● Data shown:
——————
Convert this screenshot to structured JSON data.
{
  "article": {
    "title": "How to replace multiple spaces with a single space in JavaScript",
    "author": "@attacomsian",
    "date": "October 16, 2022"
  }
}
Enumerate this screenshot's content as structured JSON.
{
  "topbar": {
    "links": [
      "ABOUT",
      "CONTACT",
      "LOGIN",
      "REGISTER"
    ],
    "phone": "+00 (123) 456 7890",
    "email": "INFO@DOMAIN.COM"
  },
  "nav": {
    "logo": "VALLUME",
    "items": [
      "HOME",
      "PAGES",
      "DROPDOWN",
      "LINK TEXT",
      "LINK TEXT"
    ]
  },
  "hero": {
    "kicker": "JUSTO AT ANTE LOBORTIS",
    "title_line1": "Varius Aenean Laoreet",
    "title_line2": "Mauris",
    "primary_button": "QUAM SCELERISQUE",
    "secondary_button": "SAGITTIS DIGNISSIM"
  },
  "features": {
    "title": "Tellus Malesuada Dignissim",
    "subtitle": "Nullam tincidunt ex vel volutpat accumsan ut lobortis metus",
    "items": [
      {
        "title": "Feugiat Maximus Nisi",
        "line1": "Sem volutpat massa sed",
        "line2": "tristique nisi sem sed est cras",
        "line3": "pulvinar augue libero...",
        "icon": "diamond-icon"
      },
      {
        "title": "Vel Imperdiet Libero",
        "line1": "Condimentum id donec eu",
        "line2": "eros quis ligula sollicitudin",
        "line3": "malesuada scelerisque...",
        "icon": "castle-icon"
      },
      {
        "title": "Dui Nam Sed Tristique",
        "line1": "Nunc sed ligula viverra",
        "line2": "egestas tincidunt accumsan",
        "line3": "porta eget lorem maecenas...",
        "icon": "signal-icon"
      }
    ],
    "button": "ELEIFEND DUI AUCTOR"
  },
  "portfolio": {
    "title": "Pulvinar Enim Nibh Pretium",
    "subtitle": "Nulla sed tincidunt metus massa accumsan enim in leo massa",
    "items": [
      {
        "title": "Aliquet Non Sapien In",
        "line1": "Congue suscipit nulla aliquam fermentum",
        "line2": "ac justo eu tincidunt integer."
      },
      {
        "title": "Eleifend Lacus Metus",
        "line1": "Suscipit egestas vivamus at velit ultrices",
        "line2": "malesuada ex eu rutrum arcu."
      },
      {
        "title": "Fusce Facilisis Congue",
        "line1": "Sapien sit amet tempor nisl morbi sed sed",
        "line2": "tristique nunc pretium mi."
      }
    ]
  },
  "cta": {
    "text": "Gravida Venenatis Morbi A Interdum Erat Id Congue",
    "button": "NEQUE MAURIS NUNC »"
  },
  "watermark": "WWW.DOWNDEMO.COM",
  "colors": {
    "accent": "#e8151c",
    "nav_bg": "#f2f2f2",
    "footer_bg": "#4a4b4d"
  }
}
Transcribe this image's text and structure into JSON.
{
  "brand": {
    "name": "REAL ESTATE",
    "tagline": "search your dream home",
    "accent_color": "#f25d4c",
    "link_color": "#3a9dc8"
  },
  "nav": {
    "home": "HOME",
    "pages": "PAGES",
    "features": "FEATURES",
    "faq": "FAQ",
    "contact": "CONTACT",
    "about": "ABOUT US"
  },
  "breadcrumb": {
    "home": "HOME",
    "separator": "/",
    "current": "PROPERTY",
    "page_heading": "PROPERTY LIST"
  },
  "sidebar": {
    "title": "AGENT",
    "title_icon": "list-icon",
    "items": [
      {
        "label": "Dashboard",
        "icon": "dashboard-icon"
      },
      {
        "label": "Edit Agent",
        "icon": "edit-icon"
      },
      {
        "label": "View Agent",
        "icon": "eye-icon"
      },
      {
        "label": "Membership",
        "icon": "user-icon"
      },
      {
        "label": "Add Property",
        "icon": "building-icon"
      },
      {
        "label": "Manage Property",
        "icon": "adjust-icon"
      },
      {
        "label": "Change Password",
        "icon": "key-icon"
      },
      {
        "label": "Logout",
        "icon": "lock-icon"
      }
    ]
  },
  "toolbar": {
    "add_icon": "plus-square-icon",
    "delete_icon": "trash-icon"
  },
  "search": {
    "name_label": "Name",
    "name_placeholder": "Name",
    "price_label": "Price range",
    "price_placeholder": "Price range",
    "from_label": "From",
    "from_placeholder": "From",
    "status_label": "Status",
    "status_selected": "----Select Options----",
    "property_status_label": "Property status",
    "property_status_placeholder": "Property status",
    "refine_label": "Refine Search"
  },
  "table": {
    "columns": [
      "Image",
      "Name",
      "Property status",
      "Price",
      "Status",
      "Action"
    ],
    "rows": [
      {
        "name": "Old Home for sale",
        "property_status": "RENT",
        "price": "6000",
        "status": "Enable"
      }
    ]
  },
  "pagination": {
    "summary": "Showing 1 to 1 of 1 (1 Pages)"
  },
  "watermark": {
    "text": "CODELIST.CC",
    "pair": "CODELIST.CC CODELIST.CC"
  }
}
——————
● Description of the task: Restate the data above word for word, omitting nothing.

● Response to this task:
Convert this screenshot to structured JSON data.
{
  "article": {
    "title": "How to replace multiple spaces with a single space in JavaScript",
    "author": "@attacomsian",
    "date": "October 16, 2022"
  }
}
Enumerate this screenshot's content as structured JSON.
{
  "topbar": {
    "links": [
      "ABOUT",
      "CONTACT",
      "LOGIN",
      "REGISTER"
    ],
    "phone": "+00 (123) 456 7890",
    "email": "INFO@DOMAIN.COM"
  },
  "nav": {
    "logo": "VALLUME",
    "items": [
      "HOME",
      "PAGES",
      "DROPDOWN",
      "LINK TEXT",
      "LINK TEXT"
    ]
  },
  "hero": {
    "kicker": "JUSTO AT ANTE LOBORTIS",
    "title_line1": "Varius Aenean Laoreet",
    "title_line2": "Mauris",
    "primary_button": "QUAM SCELERISQUE",
    "secondary_button": "SAGITTIS DIGNISSIM"
  },
  "features": {
    "title": "Tellus Malesuada Dignissim",
    "subtitle": "Nullam tincidunt ex vel volutpat accumsan ut lobortis metus",
    "items": [
      {
        "title": "Feugiat Maximus Nisi",
        "line1": "Sem volutpat massa sed",
        "line2": "tristique nisi sem sed est cras",
        "line3": "pulvinar augue libero...",
        "icon": "diamond-icon"
      },
      {
        "title": "Vel Imperdiet Libero",
        "line1": "Condimentum id donec eu",
        "line2": "eros quis ligula sollicitudin",
        "line3": "malesuada scelerisque...",
        "icon": "castle-icon"
      },
      {
        "title": "Dui Nam Sed Tristique",
        "line1": "Nunc sed ligula viverra",
        "line2": "egestas tincidunt accumsan",
        "line3": "porta eget lorem maecenas...",
        "icon": "signal-icon"
      }
    ],
    "button": "ELEIFEND DUI AUCTOR"
  },
  "portfolio": {
    "title": "Pulvinar Enim Nibh Pretium",
    "subtitle": "Nulla sed tincidunt metus massa accumsan enim in leo massa",
    "items": [
      {
        "title": "Aliquet Non Sapien In",
        "line1": "Congue suscipit nulla aliquam fermentum",
        "line2": "ac justo eu tincidunt integer."
      },
      {
        "title": "Eleifend Lacus Metus",
        "line1": "Suscipit egestas vivamus at velit ultrices",
        "line2": "malesuada ex eu rutrum arcu."
      },
      {
        "title": "Fusce Facilisis Congue",
        "line1": "Sapien sit amet tempor nisl morbi sed sed",
        "line2": "tristique nunc pretium mi."
      }
    ]
  },
  "cta": {
    "text": "Gravida Venenatis Morbi A Interdum Erat Id Congue",
    "button": "NEQUE MAURIS NUNC »"
  },
  "watermark": "WWW.DOWNDEMO.COM",
  "colors": {
    "accent": "#e8151c",
    "nav_bg": "#f2f2f2",
    "footer_bg": "#4a4b4d"
  }
}
Transcribe this image's text and structure into JSON.
{
  "brand": {
    "name": "REAL ESTATE",
    "tagline": "search your dream home",
    "accent_color": "#f25d4c",
    "link_color": "#3a9dc8"
  },
  "nav": {
    "home": "HOME",
    "pages": "PAGES",
    "features": "FEATURES",
    "faq": "FAQ",
    "contact": "CONTACT",
    "about": "ABOUT US"
  },
  "breadcrumb": {
    "home": "HOME",
    "separator": "/",
    "current": "PROPERTY",
    "page_heading": "PROPERTY LIST"
  },
  "sidebar": {
    "title": "AGENT",
    "title_icon": "list-icon",
    "items": [
      {
        "label": "Dashboard",
        "icon": "dashboard-icon"
      },
      {
        "label": "Edit Agent",
        "icon": "edit-icon"
      },
      {
        "label": "View Agent",
        "icon": "eye-icon"
      },
      {
        "label": "Membership",
        "icon": "user-icon"
      },
      {
        "label": "Add Property",
        "icon": "building-icon"
      },
      {
        "label": "Manage Property",
        "icon": "adjust-icon"
      },
      {
        "label": "Change Password",
        "icon": "key-icon"
      },
      {
        "label": "Logout",
        "icon": "lock-icon"
      }
    ]
  },
  "toolbar": {
    "add_icon": "plus-square-icon",
    "delete_icon": "trash-icon"
  },
  "search": {
    "name_label": "Name",
    "name_placeholder": "Name",
    "price_label": "Price range",
    "price_placeholder": "Price range",
    "from_label": "From",
    "from_placeholder": "From",
    "status_label": "Status",
    "status_selected": "----Select Options----",
    "property_status_label": "Property status",
    "property_status_placeholder": "Property status",
    "refine_label": "Refine Search"
  },
  "table": {
    "columns": [
      "Image",
      "Name",
      "Property status",
      "Price",
      "Status",
      "Action"
    ],
    "rows": [
      {
        "name": "Old Home for sale",
        "property_status": "RENT",
        "price": "6000",
        "status": "Enable"
      }
    ]
  },
  "pagination": {
    "summary": "Showing 1 to 1 of 1 (1 Pages)"
  },
  "watermark": {
    "text": "CODELIST.CC",
    "pair": "CODELIST.CC CODELIST.CC"
  }
}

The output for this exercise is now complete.